Over a year and half ago, I started working with Matt Powell and the MSDN folks to update up a lot of the content on the Web services spoke.  During this process, we found that the SOAP Toolkit was actually getting a lot of downloads without folks really understanding that it was not the recommended approach for building Web service solutions on the Microsoft platform.

The SOAP Toolkit was deprecated by the .NET Framework.  The toolkit was originally released to demonstrate basic Web services capabilities with COM components and applications.

As a result, we chartered a series of articles to help customers understand the best practices for Web services development using the .NET Framework COM interop support and to help folks migrate off the SOAP toolkit.

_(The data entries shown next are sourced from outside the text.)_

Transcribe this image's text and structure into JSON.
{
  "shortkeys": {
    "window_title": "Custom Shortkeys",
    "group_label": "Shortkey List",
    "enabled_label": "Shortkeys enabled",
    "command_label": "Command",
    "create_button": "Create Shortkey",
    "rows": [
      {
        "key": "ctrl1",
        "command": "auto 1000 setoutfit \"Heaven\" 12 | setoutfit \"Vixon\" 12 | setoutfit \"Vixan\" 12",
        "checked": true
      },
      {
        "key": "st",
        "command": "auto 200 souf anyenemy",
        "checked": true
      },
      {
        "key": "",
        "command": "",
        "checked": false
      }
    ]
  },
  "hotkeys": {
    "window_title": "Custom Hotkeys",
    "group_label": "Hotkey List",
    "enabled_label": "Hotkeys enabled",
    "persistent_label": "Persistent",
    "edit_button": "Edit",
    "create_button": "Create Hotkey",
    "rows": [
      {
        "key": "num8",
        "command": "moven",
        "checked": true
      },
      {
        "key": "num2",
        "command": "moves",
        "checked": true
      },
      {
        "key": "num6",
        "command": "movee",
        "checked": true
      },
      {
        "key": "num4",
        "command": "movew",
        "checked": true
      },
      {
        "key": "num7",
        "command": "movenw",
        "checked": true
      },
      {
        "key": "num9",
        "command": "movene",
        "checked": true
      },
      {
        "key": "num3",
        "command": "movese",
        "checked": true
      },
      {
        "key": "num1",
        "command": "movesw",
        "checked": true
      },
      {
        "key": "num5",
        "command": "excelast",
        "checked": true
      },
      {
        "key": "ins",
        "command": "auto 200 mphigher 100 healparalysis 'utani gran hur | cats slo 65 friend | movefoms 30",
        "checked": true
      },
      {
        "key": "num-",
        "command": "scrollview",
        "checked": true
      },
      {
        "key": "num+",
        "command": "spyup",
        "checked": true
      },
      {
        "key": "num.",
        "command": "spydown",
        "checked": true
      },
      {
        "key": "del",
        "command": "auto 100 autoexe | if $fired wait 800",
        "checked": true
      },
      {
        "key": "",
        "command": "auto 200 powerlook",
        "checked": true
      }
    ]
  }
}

The support for the toolkit was originally slated to retire on July 1, 2004 (yes, next month); however, we had a lot of customer feedback that they had actually built production apps using the toolkit.  Pat Beahan championed a process by which we identified who our customers were and spent time understanding their project timelines.  As a result, we have extended the support lifecycle to more closely align with Visual Studio 6.0.

Standard support for the toolkit will now expire 4/2005 with extended support ending 4/2008.  The Microsoft Website will be updated shortly to reflect these dates.  For the latest on supported technologies for developing Web services, visit the Web Services Developer Center on MSDN.  To understand the benefits of building Web services solutions on the .NET Framework and to leverage the latest advanced Web services capabilities, vist the Web services spoke on MSDN http://msdn.microsoft.com/webservices.